Start of Exercise data

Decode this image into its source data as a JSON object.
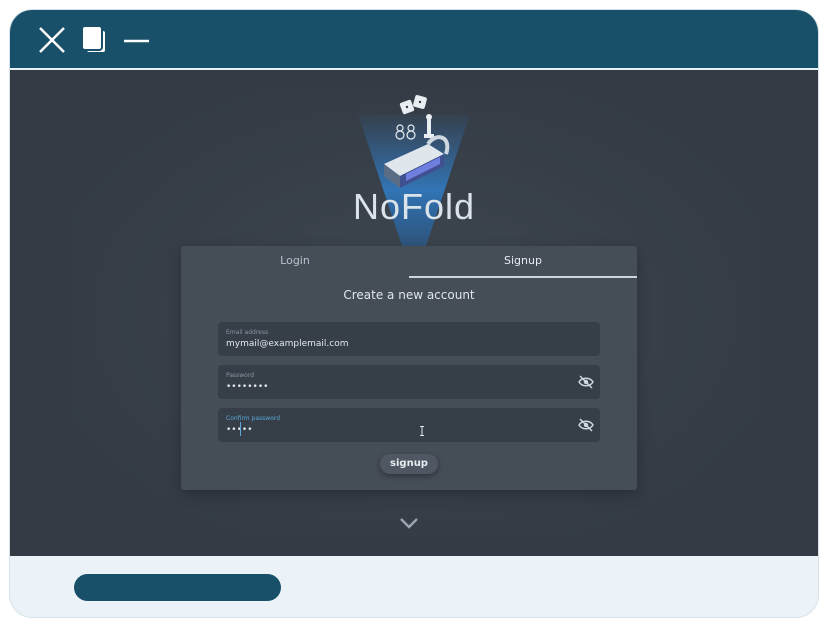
{
  "window": {
    "controls": {
      "close": "close-icon",
      "restore": "restore-icon",
      "minimize": "minimize-icon"
    }
  },
  "app": {
    "name": "NoFold"
  },
  "auth": {
    "tabs": [
      {
        "label": "Login",
        "active": false
      },
      {
        "label": "Signup",
        "active": true
      }
    ],
    "title": "Create a new account",
    "fields": {
      "email": {
        "label": "Email address",
        "value": "mymail@examplemail.com"
      },
      "password": {
        "label": "Password",
        "value": "••••••••"
      },
      "confirm": {
        "label": "Confirm password",
        "value": "•••••"
      }
    },
    "submit_label": "signup"
  },
  "colors": {
    "titlebar": "#184f69",
    "background": "#343b44",
    "card": "#454d56",
    "field": "#363e47",
    "accent": "#5aa8dc",
    "footer": "#ebf3f8"
  }
}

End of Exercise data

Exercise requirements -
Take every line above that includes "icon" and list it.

Exercise response -
      "close": "close-icon",
      "restore": "restore-icon",
      "minimize": "minimize-icon"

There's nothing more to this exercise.